REQUIREMENT — Every entry below should be printed again exactly as it reads.

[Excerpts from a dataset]

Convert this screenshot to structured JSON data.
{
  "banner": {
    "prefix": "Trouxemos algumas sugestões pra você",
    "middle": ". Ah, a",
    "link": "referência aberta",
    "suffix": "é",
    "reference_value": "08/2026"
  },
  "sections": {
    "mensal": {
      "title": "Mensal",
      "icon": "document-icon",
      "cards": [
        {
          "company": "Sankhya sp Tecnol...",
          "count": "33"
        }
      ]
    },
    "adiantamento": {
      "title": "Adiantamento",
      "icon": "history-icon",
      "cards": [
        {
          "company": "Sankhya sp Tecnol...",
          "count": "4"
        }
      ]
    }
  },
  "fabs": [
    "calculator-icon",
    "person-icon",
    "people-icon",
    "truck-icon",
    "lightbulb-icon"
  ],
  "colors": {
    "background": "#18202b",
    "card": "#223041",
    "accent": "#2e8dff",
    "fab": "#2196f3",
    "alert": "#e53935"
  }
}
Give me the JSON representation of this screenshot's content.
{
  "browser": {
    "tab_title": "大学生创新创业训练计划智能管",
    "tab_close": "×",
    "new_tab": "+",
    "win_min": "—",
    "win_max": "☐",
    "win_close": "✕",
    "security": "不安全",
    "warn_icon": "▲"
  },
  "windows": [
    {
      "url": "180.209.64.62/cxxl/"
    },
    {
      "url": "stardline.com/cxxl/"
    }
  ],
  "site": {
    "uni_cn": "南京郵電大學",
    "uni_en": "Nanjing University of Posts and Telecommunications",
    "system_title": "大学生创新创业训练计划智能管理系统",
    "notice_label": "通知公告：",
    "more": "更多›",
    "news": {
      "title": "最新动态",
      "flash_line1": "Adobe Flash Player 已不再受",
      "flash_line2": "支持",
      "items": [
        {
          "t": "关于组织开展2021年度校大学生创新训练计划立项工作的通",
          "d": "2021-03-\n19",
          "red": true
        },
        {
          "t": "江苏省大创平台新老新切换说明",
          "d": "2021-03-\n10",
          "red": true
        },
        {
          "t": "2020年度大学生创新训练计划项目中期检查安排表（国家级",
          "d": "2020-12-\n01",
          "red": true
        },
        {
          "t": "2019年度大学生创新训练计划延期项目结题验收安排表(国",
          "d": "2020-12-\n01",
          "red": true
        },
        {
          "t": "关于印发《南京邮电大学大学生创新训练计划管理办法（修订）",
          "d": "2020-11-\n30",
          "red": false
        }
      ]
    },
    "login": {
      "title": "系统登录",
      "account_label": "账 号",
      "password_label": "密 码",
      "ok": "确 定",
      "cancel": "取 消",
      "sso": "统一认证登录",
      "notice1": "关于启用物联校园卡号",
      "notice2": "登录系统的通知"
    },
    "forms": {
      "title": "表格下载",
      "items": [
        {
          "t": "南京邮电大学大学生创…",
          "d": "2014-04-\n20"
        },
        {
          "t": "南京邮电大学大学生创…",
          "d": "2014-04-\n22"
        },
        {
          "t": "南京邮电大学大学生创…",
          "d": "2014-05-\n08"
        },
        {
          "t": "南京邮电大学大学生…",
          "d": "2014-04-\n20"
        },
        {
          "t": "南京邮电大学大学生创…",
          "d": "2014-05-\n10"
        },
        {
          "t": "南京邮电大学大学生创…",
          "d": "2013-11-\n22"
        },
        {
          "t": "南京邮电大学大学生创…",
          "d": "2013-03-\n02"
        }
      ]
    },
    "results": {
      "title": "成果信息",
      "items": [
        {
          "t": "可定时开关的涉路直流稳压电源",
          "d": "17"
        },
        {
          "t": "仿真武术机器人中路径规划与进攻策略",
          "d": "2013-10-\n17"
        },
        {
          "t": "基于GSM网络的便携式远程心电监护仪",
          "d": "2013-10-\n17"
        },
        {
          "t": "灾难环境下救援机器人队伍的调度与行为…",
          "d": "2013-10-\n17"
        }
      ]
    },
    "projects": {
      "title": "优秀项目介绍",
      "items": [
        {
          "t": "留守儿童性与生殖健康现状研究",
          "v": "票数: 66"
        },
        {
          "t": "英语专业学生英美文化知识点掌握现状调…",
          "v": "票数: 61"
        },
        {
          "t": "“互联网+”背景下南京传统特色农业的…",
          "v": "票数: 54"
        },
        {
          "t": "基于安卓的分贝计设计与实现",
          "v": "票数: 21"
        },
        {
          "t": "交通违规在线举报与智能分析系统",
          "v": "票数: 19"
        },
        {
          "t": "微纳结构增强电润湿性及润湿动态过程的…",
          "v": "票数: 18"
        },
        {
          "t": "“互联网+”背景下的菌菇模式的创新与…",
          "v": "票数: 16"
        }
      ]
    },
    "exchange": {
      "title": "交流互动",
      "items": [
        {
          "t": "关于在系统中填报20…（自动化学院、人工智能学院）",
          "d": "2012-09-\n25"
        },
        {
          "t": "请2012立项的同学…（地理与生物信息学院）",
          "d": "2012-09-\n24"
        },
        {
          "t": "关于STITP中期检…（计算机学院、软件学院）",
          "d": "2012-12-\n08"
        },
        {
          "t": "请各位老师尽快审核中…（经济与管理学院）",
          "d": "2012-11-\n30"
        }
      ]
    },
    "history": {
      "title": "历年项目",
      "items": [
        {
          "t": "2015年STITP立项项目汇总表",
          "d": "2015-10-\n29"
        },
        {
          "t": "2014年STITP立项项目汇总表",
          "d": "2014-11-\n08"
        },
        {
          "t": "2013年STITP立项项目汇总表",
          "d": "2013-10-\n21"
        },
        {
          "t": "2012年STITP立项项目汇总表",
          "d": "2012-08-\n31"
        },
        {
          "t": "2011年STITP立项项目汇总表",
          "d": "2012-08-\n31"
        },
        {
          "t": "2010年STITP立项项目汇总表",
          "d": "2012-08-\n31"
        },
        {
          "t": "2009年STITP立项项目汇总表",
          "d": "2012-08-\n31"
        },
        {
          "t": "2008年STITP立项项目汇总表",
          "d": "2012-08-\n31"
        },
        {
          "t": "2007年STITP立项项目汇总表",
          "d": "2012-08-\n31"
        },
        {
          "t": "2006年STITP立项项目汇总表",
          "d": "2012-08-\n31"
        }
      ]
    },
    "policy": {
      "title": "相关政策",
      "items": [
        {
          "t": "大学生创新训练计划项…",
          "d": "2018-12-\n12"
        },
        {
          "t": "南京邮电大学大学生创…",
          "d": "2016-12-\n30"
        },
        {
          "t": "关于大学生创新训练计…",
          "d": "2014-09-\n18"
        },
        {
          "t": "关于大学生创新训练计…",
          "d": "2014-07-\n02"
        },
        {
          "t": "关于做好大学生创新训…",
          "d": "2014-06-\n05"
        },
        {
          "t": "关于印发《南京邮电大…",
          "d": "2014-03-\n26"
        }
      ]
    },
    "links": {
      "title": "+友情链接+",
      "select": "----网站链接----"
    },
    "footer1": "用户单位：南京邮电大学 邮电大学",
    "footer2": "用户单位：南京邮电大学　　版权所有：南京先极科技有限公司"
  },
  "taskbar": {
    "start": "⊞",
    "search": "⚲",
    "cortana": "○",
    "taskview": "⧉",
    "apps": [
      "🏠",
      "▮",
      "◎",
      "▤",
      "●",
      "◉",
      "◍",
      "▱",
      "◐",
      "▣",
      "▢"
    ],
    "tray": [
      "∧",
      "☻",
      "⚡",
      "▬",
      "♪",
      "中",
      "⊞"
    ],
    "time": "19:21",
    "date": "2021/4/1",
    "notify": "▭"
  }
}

RESPONSE TO THE EXERCISE —
Convert this screenshot to structured JSON data.
{
  "banner": {
    "prefix": "Trouxemos algumas sugestões pra você",
    "middle": ". Ah, a",
    "link": "referência aberta",
    "suffix": "é",
    "reference_value": "08/2026"
  },
  "sections": {
    "mensal": {
      "title": "Mensal",
      "icon": "document-icon",
      "cards": [
        {
          "company": "Sankhya sp Tecnol...",
          "count": "33"
        }
      ]
    },
    "adiantamento": {
      "title": "Adiantamento",
      "icon": "history-icon",
      "cards": [
        {
          "company": "Sankhya sp Tecnol...",
          "count": "4"
        }
      ]
    }
  },
  "fabs": [
    "calculator-icon",
    "person-icon",
    "people-icon",
    "truck-icon",
    "lightbulb-icon"
  ],
  "colors": {
    "background": "#18202b",
    "card": "#223041",
    "accent": "#2e8dff",
    "fab": "#2196f3",
    "alert": "#e53935"
  }
}
Give me the JSON representation of this screenshot's content.
{
  "browser": {
    "tab_title": "大学生创新创业训练计划智能管",
    "tab_close": "×",
    "new_tab": "+",
    "win_min": "—",
    "win_max": "☐",
    "win_close": "✕",
    "security": "不安全",
    "warn_icon": "▲"
  },
  "windows": [
    {
      "url": "180.209.64.62/cxxl/"
    },
    {
      "url": "stardline.com/cxxl/"
    }
  ],
  "site": {
    "uni_cn": "南京郵電大學",
    "uni_en": "Nanjing University of Posts and Telecommunications",
    "system_title": "大学生创新创业训练计划智能管理系统",
    "notice_label": "通知公告：",
    "more": "更多›",
    "news": {
      "title": "最新动态",
      "flash_line1": "Adobe Flash Player 已不再受",
      "flash_line2": "支持",
      "items": [
        {
          "t": "关于组织开展2021年度校大学生创新训练计划立项工作的通",
          "d": "2021-03-\n19",
          "red": true
        },
        {
          "t": "江苏省大创平台新老新切换说明",
          "d": "2021-03-\n10",
          "red": true
        },
        {
          "t": "2020年度大学生创新训练计划项目中期检查安排表（国家级",
          "d": "2020-12-\n01",
          "red": true
        },
        {
          "t": "2019年度大学生创新训练计划延期项目结题验收安排表(国",
          "d": "2020-12-\n01",
          "red": true
        },
        {
          "t": "关于印发《南京邮电大学大学生创新训练计划管理办法（修订）",
          "d": "2020-11-\n30",
          "red": false
        }
      ]
    },
    "login": {
      "title": "系统登录",
      "account_label": "账 号",
      "password_label": "密 码",
      "ok": "确 定",
      "cancel": "取 消",
      "sso": "统一认证登录",
      "notice1": "关于启用物联校园卡号",
      "notice2": "登录系统的通知"
    },
    "forms": {
      "title": "表格下载",
      "items": [
        {
          "t": "南京邮电大学大学生创…",
          "d": "2014-04-\n20"
        },
        {
          "t": "南京邮电大学大学生创…",
          "d": "2014-04-\n22"
        },
        {
          "t": "南京邮电大学大学生创…",
          "d": "2014-05-\n08"
        },
        {
          "t": "南京邮电大学大学生…",
          "d": "2014-04-\n20"
        },
        {
          "t": "南京邮电大学大学生创…",
          "d": "2014-05-\n10"
        },
        {
          "t": "南京邮电大学大学生创…",
          "d": "2013-11-\n22"
        },
        {
          "t": "南京邮电大学大学生创…",
          "d": "2013-03-\n02"
        }
      ]
    },
    "results": {
      "title": "成果信息",
      "items": [
        {
          "t": "可定时开关的涉路直流稳压电源",
          "d": "17"
        },
        {
          "t": "仿真武术机器人中路径规划与进攻策略",
          "d": "2013-10-\n17"
        },
        {
          "t": "基于GSM网络的便携式远程心电监护仪",
          "d": "2013-10-\n17"
        },
        {
          "t": "灾难环境下救援机器人队伍的调度与行为…",
          "d": "2013-10-\n17"
        }
      ]
    },
    "projects": {
      "title": "优秀项目介绍",
      "items": [
        {
          "t": "留守儿童性与生殖健康现状研究",
          "v": "票数: 66"
        },
        {
          "t": "英语专业学生英美文化知识点掌握现状调…",
          "v": "票数: 61"
        },
        {
          "t": "“互联网+”背景下南京传统特色农业的…",
          "v": "票数: 54"
        },
        {
          "t": "基于安卓的分贝计设计与实现",
          "v": "票数: 21"
        },
        {
          "t": "交通违规在线举报与智能分析系统",
          "v": "票数: 19"
        },
        {
          "t": "微纳结构增强电润湿性及润湿动态过程的…",
          "v": "票数: 18"
        },
        {
          "t": "“互联网+”背景下的菌菇模式的创新与…",
          "v": "票数: 16"
        }
      ]
    },
    "exchange": {
      "title": "交流互动",
      "items": [
        {
          "t": "关于在系统中填报20…（自动化学院、人工智能学院）",
          "d": "2012-09-\n25"
        },
        {
          "t": "请2012立项的同学…（地理与生物信息学院）",
          "d": "2012-09-\n24"
        },
        {
          "t": "关于STITP中期检…（计算机学院、软件学院）",
          "d": "2012-12-\n08"
        },
        {
          "t": "请各位老师尽快审核中…（经济与管理学院）",
          "d": "2012-11-\n30"
        }
      ]
    },
    "history": {
      "title": "历年项目",
      "items": [
        {
          "t": "2015年STITP立项项目汇总表",
          "d": "2015-10-\n29"
        },
        {
          "t": "2014年STITP立项项目汇总表",
          "d": "2014-11-\n08"
        },
        {
          "t": "2013年STITP立项项目汇总表",
          "d": "2013-10-\n21"
        },
        {
          "t": "2012年STITP立项项目汇总表",
          "d": "2012-08-\n31"
        },
        {
          "t": "2011年STITP立项项目汇总表",
          "d": "2012-08-\n31"
        },
        {
          "t": "2010年STITP立项项目汇总表",
          "d": "2012-08-\n31"
        },
        {
          "t": "2009年STITP立项项目汇总表",
          "d": "2012-08-\n31"
        },
        {
          "t": "2008年STITP立项项目汇总表",
          "d": "2012-08-\n31"
        },
        {
          "t": "2007年STITP立项项目汇总表",
          "d": "2012-08-\n31"
        },
        {
          "t": "2006年STITP立项项目汇总表",
          "d": "2012-08-\n31"
        }
      ]
    },
    "policy": {
      "title": "相关政策",
      "items": [
        {
          "t": "大学生创新训练计划项…",
          "d": "2018-12-\n12"
        },
        {
          "t": "南京邮电大学大学生创…",
          "d": "2016-12-\n30"
        },
        {
          "t": "关于大学生创新训练计…",
          "d": "2014-09-\n18"
        },
        {
          "t": "关于大学生创新训练计…",
          "d": "2014-07-\n02"
        },
        {
          "t": "关于做好大学生创新训…",
          "d": "2014-06-\n05"
        },
        {
          "t": "关于印发《南京邮电大…",
          "d": "2014-03-\n26"
        }
      ]
    },
    "links": {
      "title": "+友情链接+",
      "select": "----网站链接----"
    },
    "footer1": "用户单位：南京邮电大学 邮电大学",
    "footer2": "用户单位：南京邮电大学　　版权所有：南京先极科技有限公司"
  },
  "taskbar": {
    "start": "⊞",
    "search": "⚲",
    "cortana": "○",
    "taskview": "⧉",
    "apps": [
      "🏠",
      "▮",
      "◎",
      "▤",
      "●",
      "◉",
      "◍",
      "▱",
      "◐",
      "▣",
      "▢"
    ],
    "tray": [
      "∧",
      "☻",
      "⚡",
      "▬",
      "♪",
      "中",
      "⊞"
    ],
    "time": "19:21",
    "date": "2021/4/1",
    "notify": "▭"
  }
}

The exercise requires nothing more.